Identification of Trajectory-Based Acute Kidney Injury Phenotypes Among Cardiac Surgery Patients.

Journal Article (Journal Article)

BACKGROUND: Acute kidney injury (AKI) is a common and serious complication of cardiac surgical procedures for which unrecognized heterogeneity may underpin poor success in identifying effective therapies. We aimed to identify phenotypically similar groups of patients as defined by their postoperative creatinine trajectories. METHODS: This was a retrospective, single-center cohort study in an academic tertiary care center including patients undergoing coronary artery bypass graft procedures. AKI phenotypes were evaluated through latent class mixed modeling of serum creatinine patterns (trajectories). To identify trajectory phenotypes, modeling was performed using postoperative creatinine values from 50% of patients (development cohort) and for comparison similarly conducted for the remaining sample (validation cohort). Subsequent assessments included comparisons of classes between development and validation cohorts for consistency and stability, and among classes for patient and procedural characteristics, complications, and long-term survival. RESULTS: We identified 12 AKI trajectories in both the development (n = 2647) and validation cohorts (n = 2647). Discrimination among classes was good (mean posterior class membership probability, 66%-88%), with differences in rate, timing, and degree of serum creatinine rise/fall, and recovery. In matched class comparisons between cohorts, many other phenotypic similarities were present. Notably, 4 high-risk phenotypes had greater long-term risk for death relative to lower risk classes. CONCLUSIONS: Latent class mixed modeling identified 12 reproducible AKI classes (serum creatinine trajectory phenotypes), including 4 with higher risk of poor outcome, in patients following coronary artery bypass graft procedures. Such hidden structure offers a novel approach to grouping patients for renoprotection investigations in addition to reanalysis of previously conducted trials.

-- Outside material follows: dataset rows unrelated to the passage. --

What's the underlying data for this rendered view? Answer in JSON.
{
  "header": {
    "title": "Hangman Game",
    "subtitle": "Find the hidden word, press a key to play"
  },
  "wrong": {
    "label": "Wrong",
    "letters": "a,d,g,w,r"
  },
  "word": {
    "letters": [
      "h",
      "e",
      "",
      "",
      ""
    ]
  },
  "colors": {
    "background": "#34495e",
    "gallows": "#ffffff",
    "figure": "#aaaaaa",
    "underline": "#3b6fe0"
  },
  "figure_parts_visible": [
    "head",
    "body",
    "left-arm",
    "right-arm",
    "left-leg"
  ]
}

Full Text

Duke Authors

Cited Authors

  • Andrew, BY; Pieper, CF; Cherry, AD; Pendergast, JF; Privratsky, JR; Mathew, JP; Stafford-Smith, M

Published Date

  • December 28, 2021

Published In

PubMed ID

  • 34968444

Pubmed Central ID

  • PMC9237188

Electronic International Standard Serial Number (EISSN)

  • 1552-6259

Digital Object Identifier (DOI)

  • 10.1016/j.athoracsur.2021.11.047


  • eng

Conference Location

  • Netherlands